Record set: Begin

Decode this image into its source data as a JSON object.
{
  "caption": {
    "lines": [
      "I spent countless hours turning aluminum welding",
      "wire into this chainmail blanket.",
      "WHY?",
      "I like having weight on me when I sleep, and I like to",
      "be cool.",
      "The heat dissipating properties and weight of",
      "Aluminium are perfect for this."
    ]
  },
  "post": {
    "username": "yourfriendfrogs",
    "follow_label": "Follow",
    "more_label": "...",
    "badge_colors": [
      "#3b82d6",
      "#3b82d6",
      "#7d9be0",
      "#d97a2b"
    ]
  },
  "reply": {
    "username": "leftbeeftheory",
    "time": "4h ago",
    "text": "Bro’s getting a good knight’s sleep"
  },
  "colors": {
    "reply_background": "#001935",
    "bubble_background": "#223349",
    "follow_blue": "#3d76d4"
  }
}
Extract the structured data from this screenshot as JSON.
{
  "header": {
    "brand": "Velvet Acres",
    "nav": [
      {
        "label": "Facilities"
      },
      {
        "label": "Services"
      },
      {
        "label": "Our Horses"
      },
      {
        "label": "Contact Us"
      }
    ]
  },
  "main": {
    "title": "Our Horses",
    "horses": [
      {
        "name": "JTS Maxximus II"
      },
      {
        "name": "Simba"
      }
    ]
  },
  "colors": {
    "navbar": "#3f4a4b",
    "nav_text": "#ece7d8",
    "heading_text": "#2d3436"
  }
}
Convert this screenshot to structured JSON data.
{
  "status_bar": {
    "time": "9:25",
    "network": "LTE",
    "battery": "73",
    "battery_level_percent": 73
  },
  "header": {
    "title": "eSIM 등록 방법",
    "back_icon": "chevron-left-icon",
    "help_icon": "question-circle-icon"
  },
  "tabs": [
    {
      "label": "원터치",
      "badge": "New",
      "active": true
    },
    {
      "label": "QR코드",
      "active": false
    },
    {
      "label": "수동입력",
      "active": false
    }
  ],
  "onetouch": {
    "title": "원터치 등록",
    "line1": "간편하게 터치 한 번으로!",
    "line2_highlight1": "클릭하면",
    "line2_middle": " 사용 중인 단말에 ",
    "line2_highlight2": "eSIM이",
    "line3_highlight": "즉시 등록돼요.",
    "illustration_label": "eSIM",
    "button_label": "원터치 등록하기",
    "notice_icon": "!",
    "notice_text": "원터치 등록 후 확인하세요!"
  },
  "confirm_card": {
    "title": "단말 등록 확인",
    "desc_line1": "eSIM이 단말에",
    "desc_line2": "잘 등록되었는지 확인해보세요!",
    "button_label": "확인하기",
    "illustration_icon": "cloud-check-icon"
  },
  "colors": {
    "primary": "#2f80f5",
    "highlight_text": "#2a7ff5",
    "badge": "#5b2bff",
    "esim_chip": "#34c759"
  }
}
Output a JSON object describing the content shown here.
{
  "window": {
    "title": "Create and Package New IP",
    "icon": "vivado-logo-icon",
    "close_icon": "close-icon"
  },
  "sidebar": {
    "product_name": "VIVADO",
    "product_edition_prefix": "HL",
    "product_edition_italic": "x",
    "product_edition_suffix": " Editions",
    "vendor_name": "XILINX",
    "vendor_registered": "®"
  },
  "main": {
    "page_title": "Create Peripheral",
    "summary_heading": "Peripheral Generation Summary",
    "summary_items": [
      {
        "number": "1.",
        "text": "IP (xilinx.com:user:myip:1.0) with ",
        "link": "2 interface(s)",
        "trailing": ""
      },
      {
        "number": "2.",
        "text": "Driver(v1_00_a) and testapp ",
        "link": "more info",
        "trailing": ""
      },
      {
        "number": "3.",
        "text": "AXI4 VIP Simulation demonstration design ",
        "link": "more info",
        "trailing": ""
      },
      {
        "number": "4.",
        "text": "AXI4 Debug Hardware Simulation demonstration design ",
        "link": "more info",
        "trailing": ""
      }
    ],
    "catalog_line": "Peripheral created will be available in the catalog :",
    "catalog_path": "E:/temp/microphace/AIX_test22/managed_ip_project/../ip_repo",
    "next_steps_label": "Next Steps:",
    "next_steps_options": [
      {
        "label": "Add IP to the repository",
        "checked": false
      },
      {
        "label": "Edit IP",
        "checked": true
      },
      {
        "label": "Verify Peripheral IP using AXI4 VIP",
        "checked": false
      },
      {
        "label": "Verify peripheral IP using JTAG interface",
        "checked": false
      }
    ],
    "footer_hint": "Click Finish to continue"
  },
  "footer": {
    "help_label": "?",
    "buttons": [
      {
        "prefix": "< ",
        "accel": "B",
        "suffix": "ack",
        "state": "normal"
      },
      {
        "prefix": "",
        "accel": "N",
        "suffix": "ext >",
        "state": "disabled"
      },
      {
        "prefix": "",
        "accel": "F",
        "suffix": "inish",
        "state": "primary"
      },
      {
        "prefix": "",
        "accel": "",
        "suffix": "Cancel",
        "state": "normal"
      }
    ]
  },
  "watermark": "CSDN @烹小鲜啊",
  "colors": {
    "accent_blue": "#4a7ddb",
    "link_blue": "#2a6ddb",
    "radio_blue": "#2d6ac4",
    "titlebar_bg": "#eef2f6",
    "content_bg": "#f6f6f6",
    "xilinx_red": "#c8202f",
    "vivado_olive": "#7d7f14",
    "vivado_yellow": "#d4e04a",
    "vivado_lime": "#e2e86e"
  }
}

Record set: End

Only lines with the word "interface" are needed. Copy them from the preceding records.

        "link": "2 interface(s)",
        "label": "Verify peripheral IP using JTAG interface",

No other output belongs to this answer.